### What the task asks
Your answer must be an exact copy of the entries below, with no pictures in it.

[Component data from apps and pages]
BEGIN

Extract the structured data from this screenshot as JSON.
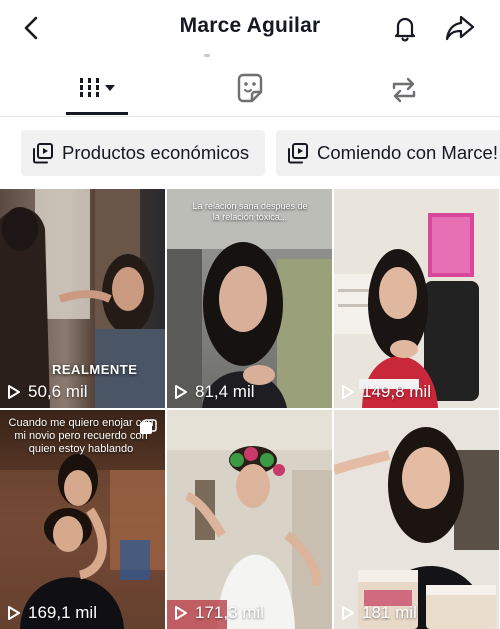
{
  "header": {
    "title": "Marce Aguilar",
    "back_icon": "chevron-left-icon",
    "bell_icon": "bell-icon",
    "share_icon": "share-arrow-icon"
  },
  "tabs": [
    {
      "name": "videos",
      "icon": "grid-filter-icon",
      "selected": true
    },
    {
      "name": "stickers",
      "icon": "sticker-icon",
      "selected": false
    },
    {
      "name": "reposts",
      "icon": "repost-icon",
      "selected": false
    }
  ],
  "playlists": [
    {
      "label": "Productos económicos",
      "icon": "playlist-icon"
    },
    {
      "label": "Comiendo con Marce!",
      "icon": "playlist-icon"
    }
  ],
  "videos": [
    {
      "views": "50,6 mil",
      "overlay": "REALMENTE"
    },
    {
      "views": "81,4 mil",
      "caption": "La relación sana después de la relación tóxica..."
    },
    {
      "views": "149,8 mil"
    },
    {
      "views": "169,1 mil",
      "caption": "Cuando me quiero enojar con mi novio pero recuerdo con quien estoy hablando"
    },
    {
      "views": "171,3 mil"
    },
    {
      "views": "181 mil"
    }
  ],
  "colors": {
    "text": "#161823",
    "chip_bg": "#f1f1f2",
    "divider": "#e6e6e6"
  }
}
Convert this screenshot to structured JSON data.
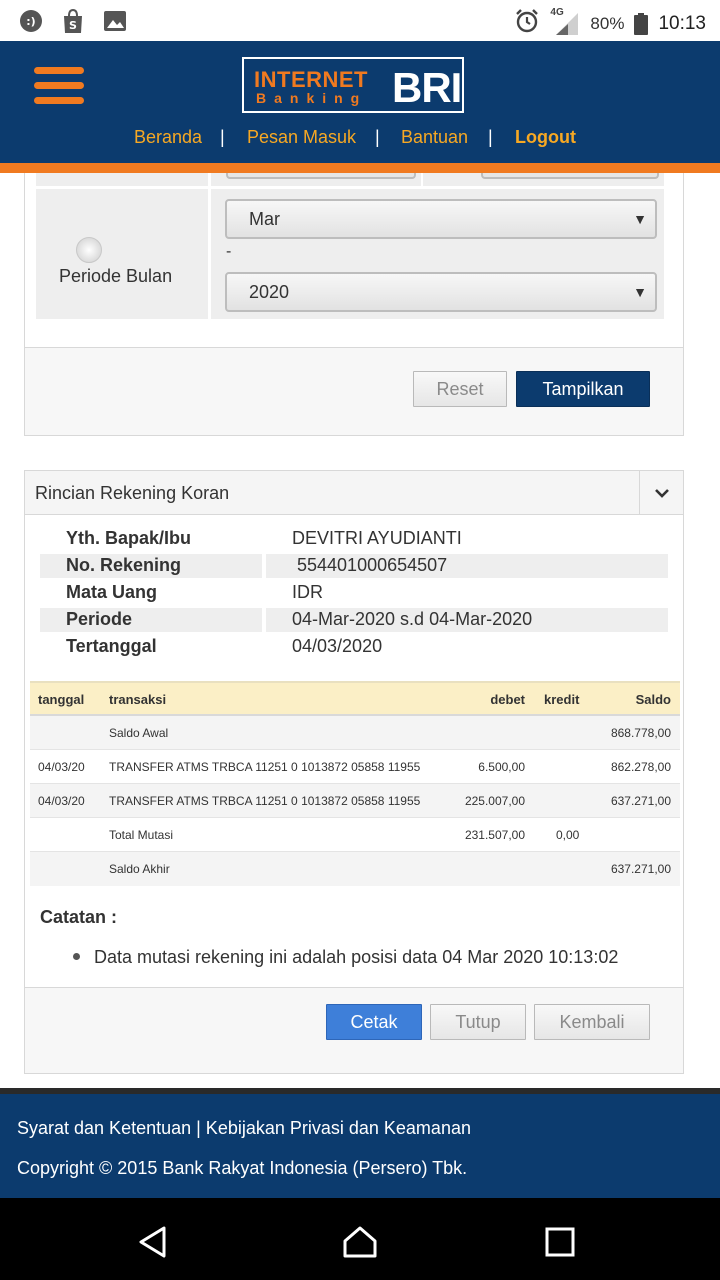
{
  "status_bar": {
    "left_icons": [
      "messenger-icon",
      "shopee-bag-icon",
      "image-icon"
    ],
    "network": "4G",
    "battery": "80%",
    "time": "10:13",
    "colors": {
      "background": "#ffffff",
      "text": "#333333"
    }
  },
  "header": {
    "logo": {
      "line1": "INTERNET",
      "line2": "Banking",
      "brand": "BRI"
    },
    "nav": {
      "home": "Beranda",
      "inbox": "Pesan Masuk",
      "help": "Bantuan",
      "logout": "Logout",
      "separator": "|"
    },
    "colors": {
      "background": "#0c3b6e",
      "accent": "#f07a20",
      "nav_text": "#f7a823"
    }
  },
  "filter_form": {
    "period_month_label": "Periode Bulan",
    "month_value": "Mar",
    "range_separator": "-",
    "year_value": "2020",
    "reset_label": "Reset",
    "submit_label": "Tampilkan"
  },
  "statement": {
    "title": "Rincian Rekening Koran",
    "info": [
      {
        "label": "Yth. Bapak/Ibu",
        "value": "DEVITRI AYUDIANTI"
      },
      {
        "label": "No. Rekening",
        "value": "554401000654507"
      },
      {
        "label": "Mata Uang",
        "value": "IDR"
      },
      {
        "label": "Periode",
        "value": "04-Mar-2020 s.d 04-Mar-2020"
      },
      {
        "label": "Tertanggal",
        "value": "04/03/2020"
      }
    ],
    "table": {
      "headers": {
        "date": "tanggal",
        "transaction": "transaksi",
        "debit": "debet",
        "credit": "kredit",
        "balance": "Saldo"
      },
      "rows": [
        {
          "date": "",
          "transaction": "Saldo Awal",
          "debit": "",
          "credit": "",
          "balance": "868.778,00"
        },
        {
          "date": "04/03/20",
          "transaction": "TRANSFER ATMS TRBCA 11251 0 1013872 05858 11955",
          "debit": "6.500,00",
          "credit": "",
          "balance": "862.278,00"
        },
        {
          "date": "04/03/20",
          "transaction": "TRANSFER ATMS TRBCA 11251 0 1013872 05858 11955",
          "debit": "225.007,00",
          "credit": "",
          "balance": "637.271,00"
        },
        {
          "date": "",
          "transaction": "Total Mutasi",
          "debit": "231.507,00",
          "credit": "0,00",
          "balance": ""
        },
        {
          "date": "",
          "transaction": "Saldo Akhir",
          "debit": "",
          "credit": "",
          "balance": "637.271,00"
        }
      ]
    },
    "notes_title": "Catatan :",
    "notes": [
      "Data mutasi rekening ini adalah posisi data 04 Mar 2020 10:13:02"
    ],
    "actions": {
      "print": "Cetak",
      "close": "Tutup",
      "back": "Kembali"
    }
  },
  "footer": {
    "links": "Syarat dan Ketentuan | Kebijakan Privasi dan Keamanan",
    "copyright": "Copyright © 2015 Bank Rakyat Indonesia (Persero) Tbk."
  },
  "system_nav": {
    "icons": [
      "back-icon",
      "home-icon",
      "recents-icon"
    ]
  }
}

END

### Solution for this task
Extract the structured data from this screenshot as JSON.
{
  "header": {
    "title": "Marce Aguilar",
    "back_icon": "chevron-left-icon",
    "bell_icon": "bell-icon",
    "share_icon": "share-arrow-icon"
  },
  "tabs": [
    {
      "name": "videos",
      "icon": "grid-filter-icon",
      "selected": true
    },
    {
      "name": "stickers",
      "icon": "sticker-icon",
      "selected": false
    },
    {
      "name": "reposts",
      "icon": "repost-icon",
      "selected": false
    }
  ],
  "playlists": [
    {
      "label": "Productos económicos",
      "icon": "playlist-icon"
    },
    {
      "label": "Comiendo con Marce!",
      "icon": "playlist-icon"
    }
  ],
  "videos": [
    {
      "views": "50,6 mil",
      "overlay": "REALMENTE"
    },
    {
      "views": "81,4 mil",
      "caption": "La relación sana después de la relación tóxica..."
    },
    {
      "views": "149,8 mil"
    },
    {
      "views": "169,1 mil",
      "caption": "Cuando me quiero enojar con mi novio pero recuerdo con quien estoy hablando"
    },
    {
      "views": "171,3 mil"
    },
    {
      "views": "181 mil"
    }
  ],
  "colors": {
    "text": "#161823",
    "chip_bg": "#f1f1f2",
    "divider": "#e6e6e6"
  }
}
Convert this screenshot to structured JSON data.
{
  "status_bar": {
    "left_icons": [
      "messenger-icon",
      "shopee-bag-icon",
      "image-icon"
    ],
    "network": "4G",
    "battery": "80%",
    "time": "10:13",
    "colors": {
      "background": "#ffffff",
      "text": "#333333"
    }
  },
  "header": {
    "logo": {
      "line1": "INTERNET",
      "line2": "Banking",
      "brand": "BRI"
    },
    "nav": {
      "home": "Beranda",
      "inbox": "Pesan Masuk",
      "help": "Bantuan",
      "logout": "Logout",
      "separator": "|"
    },
    "colors": {
      "background": "#0c3b6e",
      "accent": "#f07a20",
      "nav_text": "#f7a823"
    }
  },
  "filter_form": {
    "period_month_label": "Periode Bulan",
    "month_value": "Mar",
    "range_separator": "-",
    "year_value": "2020",
    "reset_label": "Reset",
    "submit_label": "Tampilkan"
  },
  "statement": {
    "title": "Rincian Rekening Koran",
    "info": [
      {
        "label": "Yth. Bapak/Ibu",
        "value": "DEVITRI AYUDIANTI"
      },
      {
        "label": "No. Rekening",
        "value": "554401000654507"
      },
      {
        "label": "Mata Uang",
        "value": "IDR"
      },
      {
        "label": "Periode",
        "value": "04-Mar-2020 s.d 04-Mar-2020"
      },
      {
        "label": "Tertanggal",
        "value": "04/03/2020"
      }
    ],
    "table": {
      "headers": {
        "date": "tanggal",
        "transaction": "transaksi",
        "debit": "debet",
        "credit": "kredit",
        "balance": "Saldo"
      },
      "rows": [
        {
          "date": "",
          "transaction": "Saldo Awal",
          "debit": "",
          "credit": "",
          "balance": "868.778,00"
        },
        {
          "date": "04/03/20",
          "transaction": "TRANSFER ATMS TRBCA 11251 0 1013872 05858 11955",
          "debit": "6.500,00",
          "credit": "",
          "balance": "862.278,00"
        },
        {
          "date": "04/03/20",
          "transaction": "TRANSFER ATMS TRBCA 11251 0 1013872 05858 11955",
          "debit": "225.007,00",
          "credit": "",
          "balance": "637.271,00"
        },
        {
          "date": "",
          "transaction": "Total Mutasi",
          "debit": "231.507,00",
          "credit": "0,00",
          "balance": ""
        },
        {
          "date": "",
          "transaction": "Saldo Akhir",
          "debit": "",
          "credit": "",
          "balance": "637.271,00"
        }
      ]
    },
    "notes_title": "Catatan :",
    "notes": [
      "Data mutasi rekening ini adalah posisi data 04 Mar 2020 10:13:02"
    ],
    "actions": {
      "print": "Cetak",
      "close": "Tutup",
      "back": "Kembali"
    }
  },
  "footer": {
    "links": "Syarat dan Ketentuan | Kebijakan Privasi dan Keamanan",
    "copyright": "Copyright © 2015 Bank Rakyat Indonesia (Persero) Tbk."
  },
  "system_nav": {
    "icons": [
      "back-icon",
      "home-icon",
      "recents-icon"
    ]
  }
}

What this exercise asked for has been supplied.